8. Kurds: Given disparity of equipment Kurds realize they cannot hold fixed positions. According one contact Barzani commanders are instructed how many casualties they can afford in holding any given position and are thus fighting delaying action with resistance becoming increasingly strong as Iraqis push north. At same time they are maintaining numerous forces along routes taken by Iraqis and are continuing small attacks to keep Iraqis from feeling secure anywhere in Kurdistan and force them tie up increasing numbers in guard duty. Kurds hope to bleed Iraqis at minimum rate of 30 killed per day (9,000 per year plus wounded) and think this may eventually undermine will to fight and bring about fall of Baghdad government.
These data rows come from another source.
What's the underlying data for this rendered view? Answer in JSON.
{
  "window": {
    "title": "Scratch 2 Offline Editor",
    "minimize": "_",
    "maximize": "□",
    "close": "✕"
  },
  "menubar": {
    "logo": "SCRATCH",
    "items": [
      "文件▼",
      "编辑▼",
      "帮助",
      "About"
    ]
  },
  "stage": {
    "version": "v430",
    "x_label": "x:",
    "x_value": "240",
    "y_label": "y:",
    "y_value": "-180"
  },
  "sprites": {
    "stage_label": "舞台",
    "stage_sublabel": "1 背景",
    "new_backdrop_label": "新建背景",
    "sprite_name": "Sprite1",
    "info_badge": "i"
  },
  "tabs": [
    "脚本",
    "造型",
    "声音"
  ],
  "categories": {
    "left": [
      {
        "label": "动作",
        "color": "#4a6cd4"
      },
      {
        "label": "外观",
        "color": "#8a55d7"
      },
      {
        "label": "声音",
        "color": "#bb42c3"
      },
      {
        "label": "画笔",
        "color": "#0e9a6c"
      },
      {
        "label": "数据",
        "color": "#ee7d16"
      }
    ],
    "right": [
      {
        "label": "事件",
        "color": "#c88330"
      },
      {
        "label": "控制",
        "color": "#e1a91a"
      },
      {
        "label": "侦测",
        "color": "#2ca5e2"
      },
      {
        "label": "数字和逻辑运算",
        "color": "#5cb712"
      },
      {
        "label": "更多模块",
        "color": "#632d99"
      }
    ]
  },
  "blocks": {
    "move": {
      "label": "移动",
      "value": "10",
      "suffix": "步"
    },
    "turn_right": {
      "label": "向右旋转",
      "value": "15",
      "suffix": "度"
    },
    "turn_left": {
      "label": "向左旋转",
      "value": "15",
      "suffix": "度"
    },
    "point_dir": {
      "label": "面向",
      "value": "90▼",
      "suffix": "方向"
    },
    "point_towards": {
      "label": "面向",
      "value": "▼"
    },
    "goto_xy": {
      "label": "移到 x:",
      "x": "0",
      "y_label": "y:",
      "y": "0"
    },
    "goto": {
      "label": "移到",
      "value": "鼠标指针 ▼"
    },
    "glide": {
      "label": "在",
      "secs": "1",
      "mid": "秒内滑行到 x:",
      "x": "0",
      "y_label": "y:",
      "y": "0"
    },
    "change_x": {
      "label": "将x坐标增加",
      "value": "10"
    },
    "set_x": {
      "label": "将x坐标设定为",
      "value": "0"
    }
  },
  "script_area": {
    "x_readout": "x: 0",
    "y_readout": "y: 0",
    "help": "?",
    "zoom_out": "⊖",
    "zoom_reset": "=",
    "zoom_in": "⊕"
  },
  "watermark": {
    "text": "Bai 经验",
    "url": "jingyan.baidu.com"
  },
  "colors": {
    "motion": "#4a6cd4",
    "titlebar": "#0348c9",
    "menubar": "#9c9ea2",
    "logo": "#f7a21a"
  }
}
9. Foreign correspondents, Iranians, and personal observations all agree that Kurdish morale extremely high. According to doctor and Governor Otmishi, Kurds leave hospital as soon as they can move and return to front lines. More volunteers are supposedly available to join Pish Merga than there are guns to supply them. Kurds said to be far more unified than in past with heavy movement of urban educated Kurds to Barzani. Examples abound: in last war Pish Merga had half a dozen doctors, this time they claim 92 are serving with army in Kurdistan and another eight to ten are in camps and hospitals on Iranian side. Gun that gave such good service at Rawanduz was manned by crew of six artillery officers, formerly in Iraqi Army. At beginning of war everybody grabbed what they could and headed for the hills. One group of Kurdish policemen from Sulaymaniyah even took their prisoners with them and, since they have seen too much to be released, [Page 715] they are finishing out their sentences in Kurdish jail. Mr. Tawfick stated that Communists no longer a threat and that many Kurdish Communists now fighting with Barzani side by side with Christian Kurds, some of whom I met.
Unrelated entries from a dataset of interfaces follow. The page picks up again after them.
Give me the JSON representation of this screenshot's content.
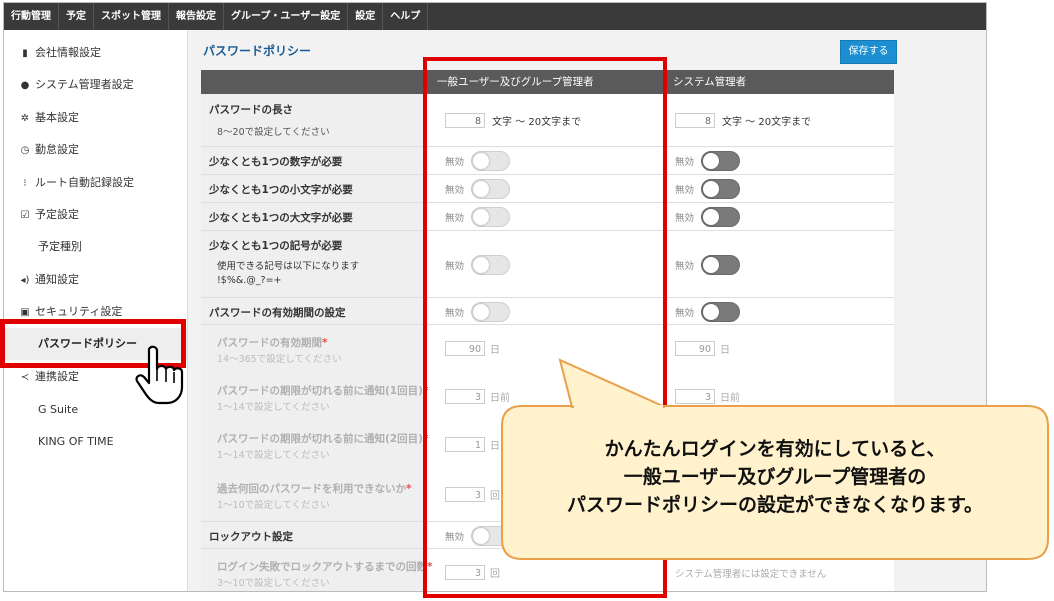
{
  "topnav": [
    "行動管理",
    "予定",
    "スポット管理",
    "報告設定",
    "グループ・ユーザー設定",
    "設定",
    "ヘルプ"
  ],
  "sidebar": {
    "items": [
      {
        "icon": "building-icon",
        "glyph": "▮",
        "label": "会社情報設定"
      },
      {
        "icon": "user-icon",
        "glyph": "●",
        "label": "システム管理者設定"
      },
      {
        "icon": "gear-icon",
        "glyph": "✲",
        "label": "基本設定"
      },
      {
        "icon": "clock-icon",
        "glyph": "◷",
        "label": "勤怠設定"
      },
      {
        "icon": "footprints-icon",
        "glyph": "⁝",
        "label": "ルート自動記録設定"
      },
      {
        "icon": "calendar-icon",
        "glyph": "☑",
        "label": "予定設定"
      },
      {
        "icon": "",
        "glyph": "",
        "label": "予定種別"
      },
      {
        "icon": "speaker-icon",
        "glyph": "◂)",
        "label": "通知設定"
      },
      {
        "icon": "lock-icon",
        "glyph": "▣",
        "label": "セキュリティ設定"
      },
      {
        "icon": "",
        "glyph": "",
        "label": "パスワードポリシー"
      },
      {
        "icon": "share-icon",
        "glyph": "≺",
        "label": "連携設定"
      },
      {
        "icon": "",
        "glyph": "",
        "label": "G Suite"
      },
      {
        "icon": "",
        "glyph": "",
        "label": "KING OF TIME"
      }
    ]
  },
  "main": {
    "title": "パスワードポリシー",
    "save_label": "保存する",
    "col1_header": "一般ユーザー及びグループ管理者",
    "col2_header": "システム管理者",
    "toggle_label": "無効",
    "rows": {
      "length": {
        "title": "パスワードの長さ",
        "sub": "8〜20で設定してください",
        "val1": "8",
        "val2": "8",
        "unit": "文字 〜 20文字まで"
      },
      "digit": {
        "title": "少なくとも1つの数字が必要"
      },
      "lower": {
        "title": "少なくとも1つの小文字が必要"
      },
      "upper": {
        "title": "少なくとも1つの大文字が必要"
      },
      "symbol": {
        "title": "少なくとも1つの記号が必要",
        "sub1": "使用できる記号は以下になります",
        "sub2": "!$%&.@_?=+"
      },
      "expiry": {
        "title": "パスワードの有効期間の設定"
      },
      "expiry_days": {
        "title": "パスワードの有効期間",
        "sub": "14〜365で設定してください",
        "val1": "90",
        "val2": "90",
        "unit": "日"
      },
      "notify1": {
        "title": "パスワードの期限が切れる前に通知(1回目)",
        "sub": "1〜14で設定してください",
        "val1": "3",
        "val2": "3",
        "unit": "日前"
      },
      "notify2": {
        "title": "パスワードの期限が切れる前に通知(2回目)",
        "sub": "1〜14で設定してください",
        "val1": "1",
        "unit": "日"
      },
      "history": {
        "title": "過去何回のパスワードを利用できないか",
        "sub": "1〜10で設定してください",
        "val1": "3",
        "unit": "回"
      },
      "lockout": {
        "title": "ロックアウト設定"
      },
      "lockout_count": {
        "title": "ログイン失敗でロックアウトするまでの回数",
        "sub": "3〜10で設定してください",
        "val1": "3",
        "unit": "回",
        "col2_note": "システム管理者には設定できません"
      }
    }
  },
  "callout": {
    "line1": "かんたんログインを有効にしていると、",
    "line2": "一般ユーザー及びグループ管理者の",
    "line3": "パスワードポリシーの設定ができなくなります。"
  },
  "colors": {
    "accent": "#1b8fd1",
    "highlight": "#e00000",
    "callout_fill": "#fff2cc",
    "callout_border": "#e8a04a"
  }
}
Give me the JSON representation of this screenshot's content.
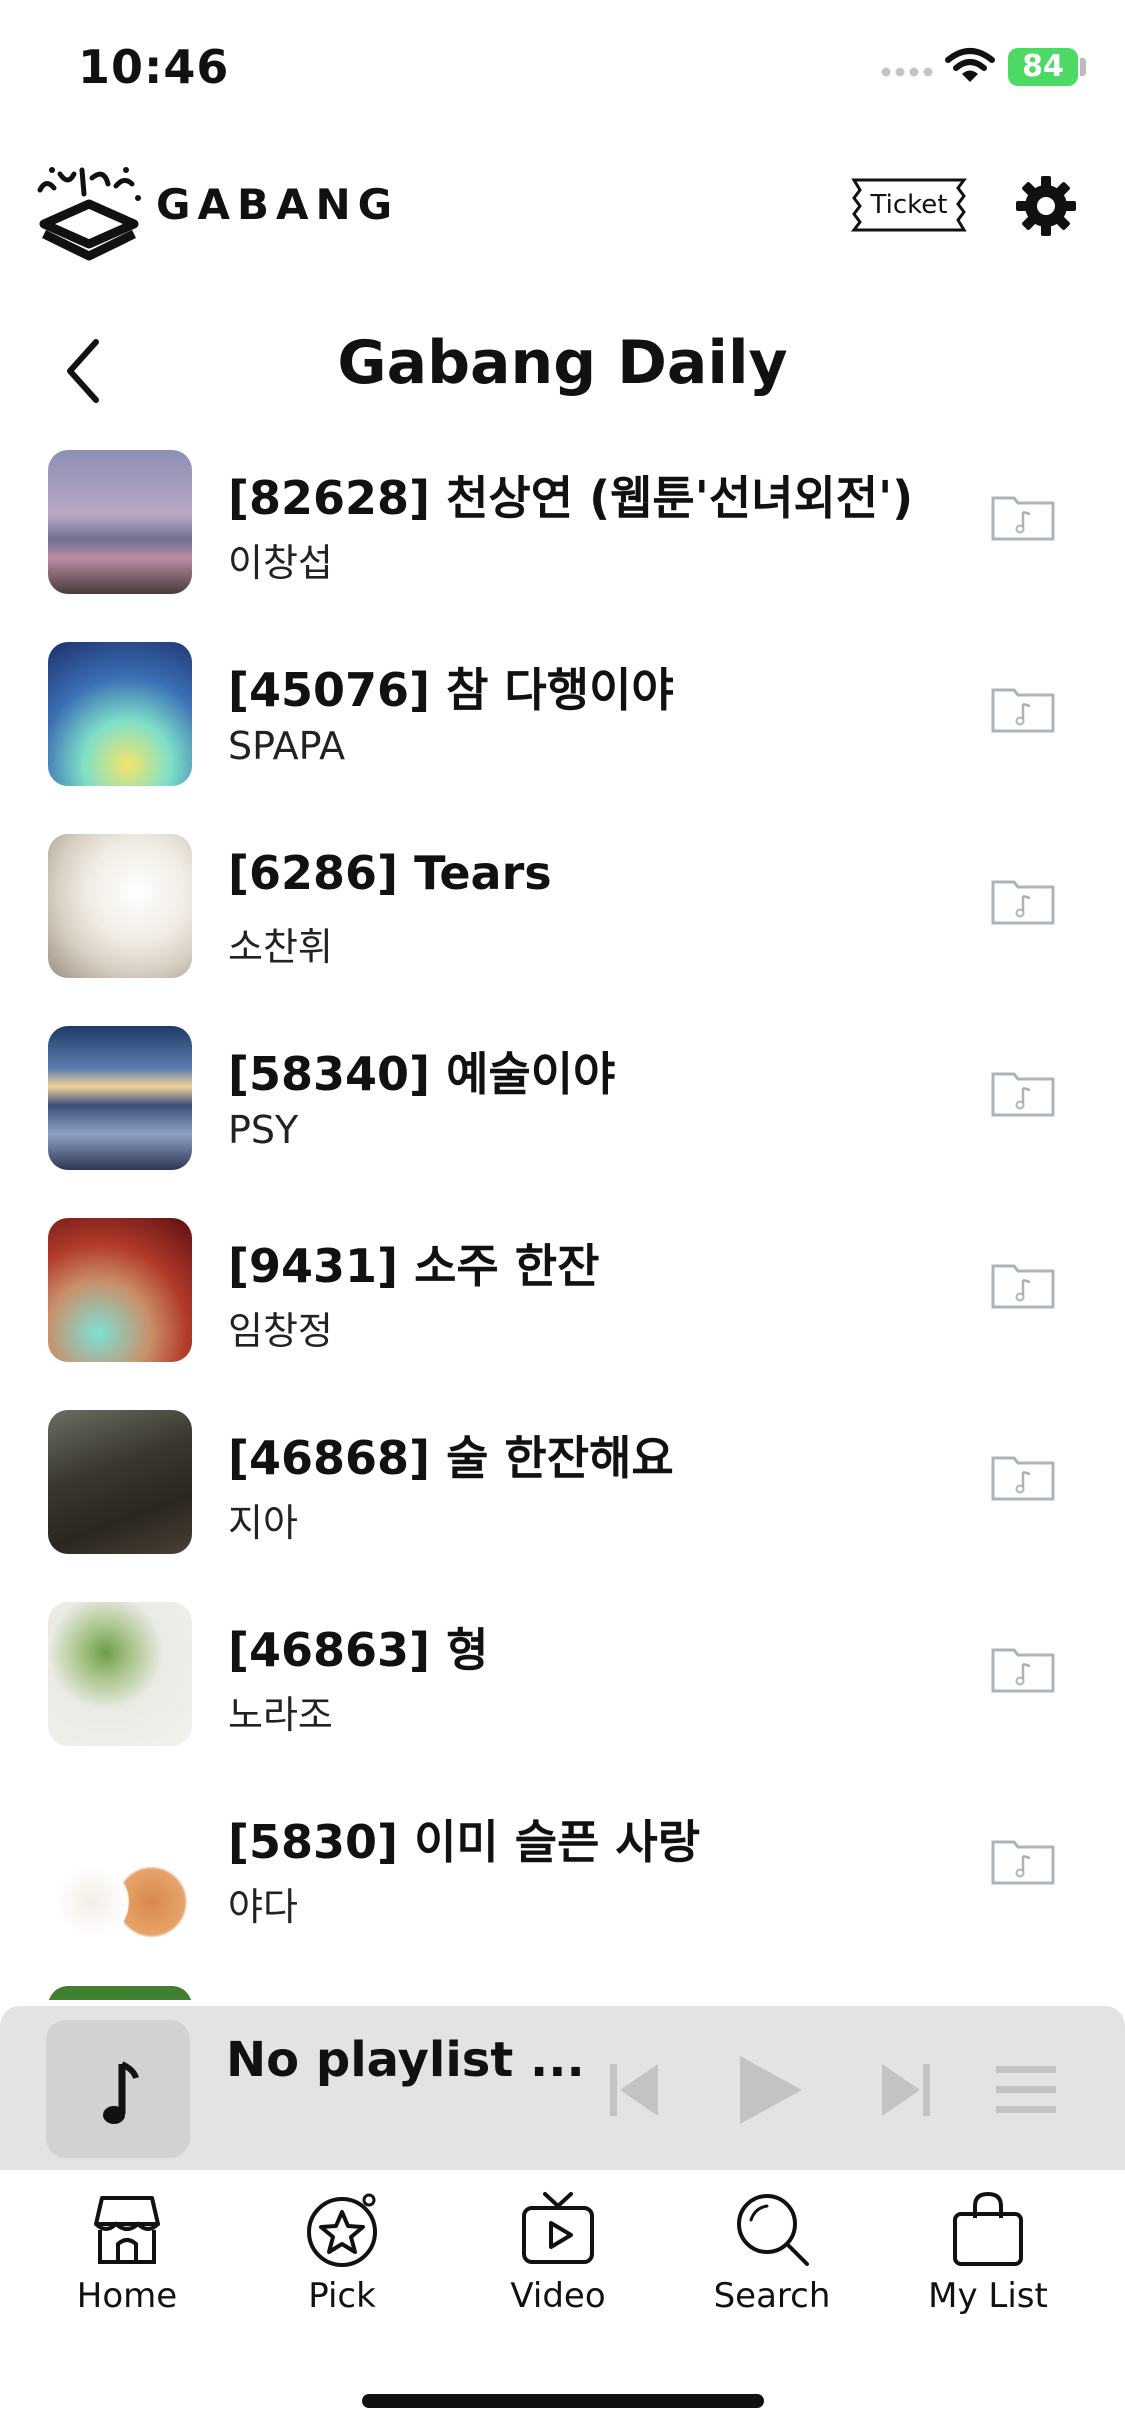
{
  "status": {
    "time": "10:46",
    "battery": "84"
  },
  "header": {
    "brand": "GABANG",
    "ticket_label": "Ticket"
  },
  "page": {
    "title": "Gabang Daily"
  },
  "songs": [
    {
      "title": "[82628] 천상연 (웹툰'선녀외전')",
      "artist": "이창섭"
    },
    {
      "title": "[45076] 참 다행이야",
      "artist": "SPAPA"
    },
    {
      "title": "[6286] Tears",
      "artist": "소찬휘"
    },
    {
      "title": "[58340] 예술이야",
      "artist": "PSY"
    },
    {
      "title": "[9431] 소주 한잔",
      "artist": "임창정"
    },
    {
      "title": "[46868] 술 한잔해요",
      "artist": "지아"
    },
    {
      "title": "[46863] 형",
      "artist": "노라조"
    },
    {
      "title": "[5830] 이미 슬픈 사랑",
      "artist": "야다"
    }
  ],
  "player": {
    "now_playing": "No playlist ..."
  },
  "tabs": [
    {
      "label": "Home",
      "icon": "home-icon"
    },
    {
      "label": "Pick",
      "icon": "star-icon"
    },
    {
      "label": "Video",
      "icon": "tv-icon"
    },
    {
      "label": "Search",
      "icon": "search-icon"
    },
    {
      "label": "My List",
      "icon": "bag-icon"
    }
  ],
  "colors": {
    "battery": "#4cd964",
    "player_bg": "#e3e3e3",
    "folder_icon": "#aab4bb"
  }
}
10. Equipment is main problem. Kurds have some old field pieces, anti-tank and anti-aircraft guns and RPG–7 short range anti-tank weapons. Anti-aircraft fire has forced Iraqis to stay at higher altitudes but as much of their mission is crop destruction and bombing villages this not very important. Correspondents and Kurds both claimed that Radio Kurdistan is accurate in its reporting, that planes and tanks reported destroyed are confirmed kills (this not true for planes in first months of war but true now) and that disproportion of Iraqi to Kurdish casualties is accurate. Where Kurds have taken heavy casualties is in civilian population. Both doctor in Piramshahr and Mr. Tawfick commented that civilian casualties much higher than in previous war. Kurds now hold some 200 Iraqi prisoners. Claim these all in Iraq and well treated as they are showpiece which visiting journalists are invited see. According all contacts no Iranian Kurds fighting in Iraq and Barzani Kurds gave impression Iranian Kurds would not be accepted.
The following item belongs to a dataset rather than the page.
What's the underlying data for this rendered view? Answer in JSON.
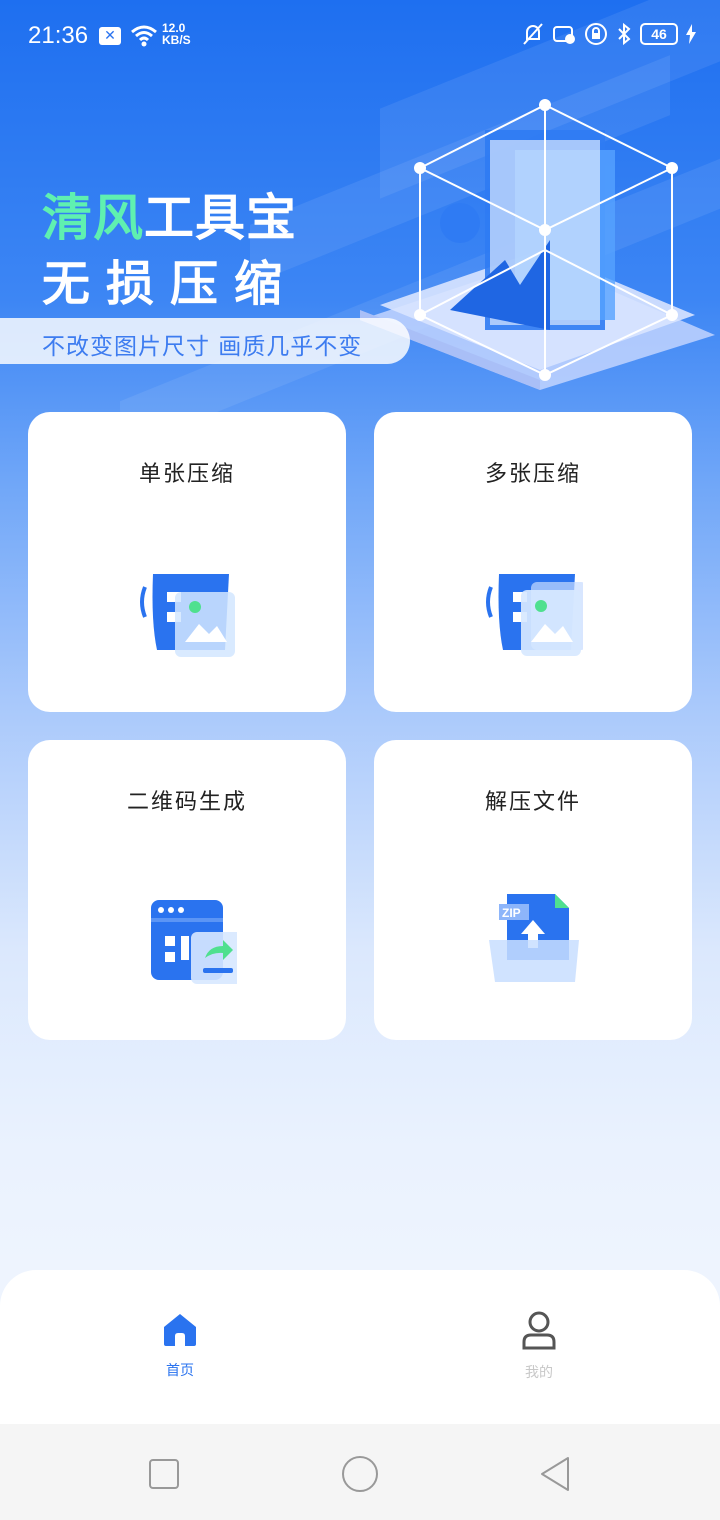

11. Conclusion. The war has clearly entered a more serious phase. The Iraqis may well not be able to complete their line before winter grounds their aircraft and confines their tanks to the roads. The Kurds might be able to take back some of the places they have lost but could probably not hold them next summer unless they received major quantities of new equipment. Nevertheless, the Kurds point out that they fought the last war without having trucked in supplies and that they will go on fighting no matter what strategic points are lost or how poor their equipment is. They sound like they mean it and their record supports them. The question then may become how long the Iraqis, even with Soviet support, can tolerate the war’s continuation.

  1. Source: National Archives, RG 59, Central Foreign Policy Files, D740244–1134. Secret. Repeated to Ankara, Tehran, Beirut, Adana, Khorramshahr, and USCINCEUR.
  2. In telegrams 631 and 666 from Baghdad, September 20 and 30, the Interests Section passed along reports that Iranian Army units were giving heavy artillery support to the Kurds. (Both ibid., D740266–1048 and D740276–1187) Telegram 768 from Baghdad, November 4, reported that the Shah admitted sending troops across the border to support the Kurds. (Ibid., D740317–0576)
  3. Telegram 25 from Tabriz, September 25, confirmed the Iranian figure of nearly 80,000 Kurdish refugees in Iran. (Ibid., D740269–1141)